> [Page and application data records]
::::::::

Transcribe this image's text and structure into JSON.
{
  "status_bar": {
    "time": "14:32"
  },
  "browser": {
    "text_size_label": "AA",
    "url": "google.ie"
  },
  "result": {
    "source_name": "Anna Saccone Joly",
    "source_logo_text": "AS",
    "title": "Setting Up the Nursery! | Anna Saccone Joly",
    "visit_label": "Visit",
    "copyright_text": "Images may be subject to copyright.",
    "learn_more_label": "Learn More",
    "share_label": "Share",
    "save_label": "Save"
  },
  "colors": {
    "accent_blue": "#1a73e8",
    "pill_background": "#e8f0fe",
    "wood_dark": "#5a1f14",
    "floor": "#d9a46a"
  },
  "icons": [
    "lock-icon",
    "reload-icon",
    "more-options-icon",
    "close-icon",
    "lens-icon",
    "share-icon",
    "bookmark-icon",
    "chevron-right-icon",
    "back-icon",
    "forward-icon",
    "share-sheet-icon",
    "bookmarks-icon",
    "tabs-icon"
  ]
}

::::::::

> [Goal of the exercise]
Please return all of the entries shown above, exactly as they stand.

> [Your solution]
Transcribe this image's text and structure into JSON.
{
  "status_bar": {
    "time": "14:32"
  },
  "browser": {
    "text_size_label": "AA",
    "url": "google.ie"
  },
  "result": {
    "source_name": "Anna Saccone Joly",
    "source_logo_text": "AS",
    "title": "Setting Up the Nursery! | Anna Saccone Joly",
    "visit_label": "Visit",
    "copyright_text": "Images may be subject to copyright.",
    "learn_more_label": "Learn More",
    "share_label": "Share",
    "save_label": "Save"
  },
  "colors": {
    "accent_blue": "#1a73e8",
    "pill_background": "#e8f0fe",
    "wood_dark": "#5a1f14",
    "floor": "#d9a46a"
  },
  "icons": [
    "lock-icon",
    "reload-icon",
    "more-options-icon",
    "close-icon",
    "lens-icon",
    "share-icon",
    "bookmark-icon",
    "chevron-right-icon",
    "back-icon",
    "forward-icon",
    "share-sheet-icon",
    "bookmarks-icon",
    "tabs-icon"
  ]
}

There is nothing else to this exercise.